This problem is based on the story of the Pied Piper of Hamelin. Investigate the different numbers of people and rats there could have been if you know how many legs there are altogether!
Sam got into an elevator. He went down five floors, up six floors, down seven floors, then got out on the second floor. On what floor did he get on?
A lady has a steel rod and a wooden pole and she knows the length of each. How can she measure out an 8 unit piece of pole?
In sheep talk the only letters used are B and A. A sequence of words is formed by following certain rules. What do you notice when you count the letters in each word?
In your bank, you have three types of coins. The number of spots shows how much they are worth.
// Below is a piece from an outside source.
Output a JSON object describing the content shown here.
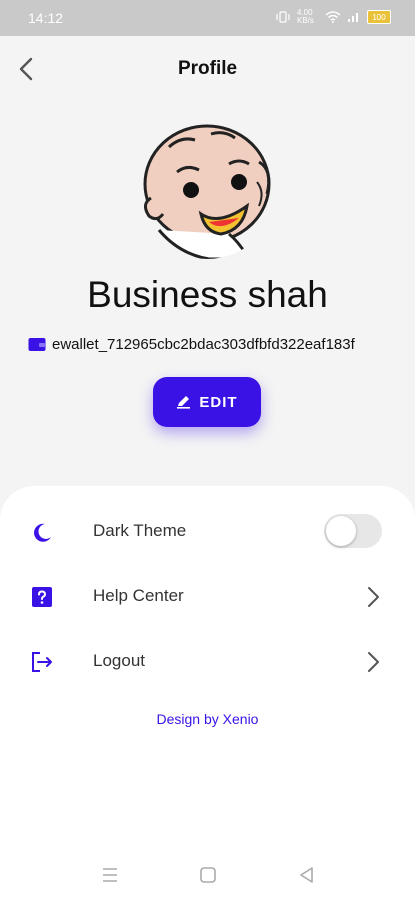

Can you choose coins to exchange with the groups given to make the same total?
Can you arrange fifteen dominoes so that all the touching domino pieces add to 6 and the ends join up? Can you make all the joins add to 7?
The Scot, John Napier, invented these strips about 400 years ago to help calculate multiplication and division. Can you work out how to use Napier's bones to find the answer to these multiplications?
In this 100 square, look at the green square which contains the numbers 2, 3, 12 and 13. What is the sum of the numbers that are diagonally opposite each other? What do you notice?
Tom and Ben visited Numberland. Use the maps to work out the number of points each of their routes scores.
This challenge extends the Plants investigation so now four or more children are involved.
This challenging activity involves finding different ways to distribute fifteen items among four sets, when the sets must include three, four, five and six items.
Skippy and Anna are locked in a room in a large castle. The key to that room, and all the other rooms, is a number. The numbers are locked away in a problem. Can you help them to get out?
What happens when you add the digits of a number then multiply the result by 2 and you keep doing this? You could try for different numbers and different rules.